In a world dominated by magical thinking, superstition and religion, give yourself the benefit of doubt. This is one skeptic's view of the Universe.
"Tell people there’s an invisible man in the sky who created the universe, and the vast majority believe you. Tell them the paint is wet, and they have to touch it to be sure."
“If people are good only because they fear punishment, and hope for reward, then we are a sorry lot indeed”.
“Skeptical scrutiny is the means, in both science and religion, by which deep thoughts can be winnowed from deep nonsense.”
The person who is certain, and who claims divine warrant for his certainty, belongs now to the infancy of our species. It may be a long farewell, but it has begun and, like all farewells, should not be protracted.
A Nigerian man has been sent to a mental institute in Kano state after he declared that he did not believe in God, according to a humanist charity.
Mubarak Bala was being held against his will at the hospital after his Muslim family took him there, it said.
The hospital said it was treating Mr Bala, 29, for a “challenging psychological condition”, and would not keep him longer than necessary.
Kano is a mainly Muslim state and adopted Islamic law in 2000.
The International Humanist and Ethical Union (IHEU) says that when Mr Bala told relatives he did not believe in God, they asked a doctor if he was mentally ill.

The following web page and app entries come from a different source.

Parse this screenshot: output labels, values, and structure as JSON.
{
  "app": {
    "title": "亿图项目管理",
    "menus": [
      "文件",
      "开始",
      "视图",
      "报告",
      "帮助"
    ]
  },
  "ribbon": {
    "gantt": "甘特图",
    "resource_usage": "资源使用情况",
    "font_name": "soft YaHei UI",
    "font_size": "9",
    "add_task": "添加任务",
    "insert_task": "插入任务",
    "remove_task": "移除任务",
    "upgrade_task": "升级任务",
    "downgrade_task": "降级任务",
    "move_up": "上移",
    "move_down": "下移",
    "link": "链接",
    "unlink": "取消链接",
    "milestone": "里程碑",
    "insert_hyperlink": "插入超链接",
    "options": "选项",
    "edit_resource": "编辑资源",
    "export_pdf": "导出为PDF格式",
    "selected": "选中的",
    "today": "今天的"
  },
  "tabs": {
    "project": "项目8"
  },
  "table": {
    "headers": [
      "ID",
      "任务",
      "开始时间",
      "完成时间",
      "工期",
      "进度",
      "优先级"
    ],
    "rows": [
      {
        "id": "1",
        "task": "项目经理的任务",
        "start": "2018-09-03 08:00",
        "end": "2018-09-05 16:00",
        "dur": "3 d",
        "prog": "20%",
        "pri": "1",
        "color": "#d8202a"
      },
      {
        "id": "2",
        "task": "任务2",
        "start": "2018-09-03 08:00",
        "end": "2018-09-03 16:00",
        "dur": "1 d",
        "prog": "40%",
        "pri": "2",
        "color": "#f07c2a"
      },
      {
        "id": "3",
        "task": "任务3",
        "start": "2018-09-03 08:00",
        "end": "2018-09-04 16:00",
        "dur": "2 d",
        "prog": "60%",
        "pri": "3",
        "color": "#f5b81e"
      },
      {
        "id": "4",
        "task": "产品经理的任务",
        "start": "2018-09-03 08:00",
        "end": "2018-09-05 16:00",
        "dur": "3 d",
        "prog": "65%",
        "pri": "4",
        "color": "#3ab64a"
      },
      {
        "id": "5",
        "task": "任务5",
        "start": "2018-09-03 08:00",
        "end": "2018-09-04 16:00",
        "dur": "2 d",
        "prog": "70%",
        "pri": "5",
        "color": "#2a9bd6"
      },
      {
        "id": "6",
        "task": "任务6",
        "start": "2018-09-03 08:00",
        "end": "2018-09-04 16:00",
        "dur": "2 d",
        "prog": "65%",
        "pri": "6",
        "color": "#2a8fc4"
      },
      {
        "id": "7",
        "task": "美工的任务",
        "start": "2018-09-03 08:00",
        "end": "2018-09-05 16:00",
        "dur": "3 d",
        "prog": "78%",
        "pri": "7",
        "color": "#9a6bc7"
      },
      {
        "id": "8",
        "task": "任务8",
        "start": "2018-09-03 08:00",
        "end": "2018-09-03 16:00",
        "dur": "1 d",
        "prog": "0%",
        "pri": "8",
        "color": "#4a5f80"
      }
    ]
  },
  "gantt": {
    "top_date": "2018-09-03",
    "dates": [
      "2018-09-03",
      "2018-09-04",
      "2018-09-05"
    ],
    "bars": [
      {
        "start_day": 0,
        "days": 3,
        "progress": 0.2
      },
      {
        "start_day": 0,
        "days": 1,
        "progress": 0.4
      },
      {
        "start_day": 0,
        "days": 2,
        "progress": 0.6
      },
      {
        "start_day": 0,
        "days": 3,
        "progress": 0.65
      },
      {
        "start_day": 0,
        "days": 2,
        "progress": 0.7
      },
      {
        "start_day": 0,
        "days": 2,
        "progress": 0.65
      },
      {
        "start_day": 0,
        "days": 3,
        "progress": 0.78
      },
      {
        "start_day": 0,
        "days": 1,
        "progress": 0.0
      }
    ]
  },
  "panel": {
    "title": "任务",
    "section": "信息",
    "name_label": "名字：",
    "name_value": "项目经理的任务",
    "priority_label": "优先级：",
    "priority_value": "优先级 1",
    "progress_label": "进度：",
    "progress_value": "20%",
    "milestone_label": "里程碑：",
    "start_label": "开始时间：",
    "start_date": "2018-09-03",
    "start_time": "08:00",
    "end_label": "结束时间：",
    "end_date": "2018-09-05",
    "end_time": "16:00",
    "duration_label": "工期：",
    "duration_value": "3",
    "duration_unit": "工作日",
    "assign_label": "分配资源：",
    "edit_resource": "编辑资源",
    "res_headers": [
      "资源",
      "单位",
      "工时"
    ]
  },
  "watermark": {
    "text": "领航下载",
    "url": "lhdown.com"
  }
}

Despite being told that he was not unwell, Mr Bala’s family then went to a second doctor, who declared that his atheism was a side-effect of suffering a personality change, the group says.
Mr Bala, a chemical engineering graduate, was forcibly committed to a psychiatric ward at the Aminu Kano Teaching Hospital, but was able to contact activists using a smuggled phone, it says.
IHEU spokesman Bob Churchill said the group was concerned about his “deteriorating condition” and called for his “swift release”.
The hospital said in a statement that Mr Bala was “comfortable and conscious”.
He had been admitted because he required treatment under supervision, it added.
Mr Bala’s lawyer Mohammed Bello told the BBC he intended to arrange for an independent psychological evaluation of his client because of conflicting accounts of his health.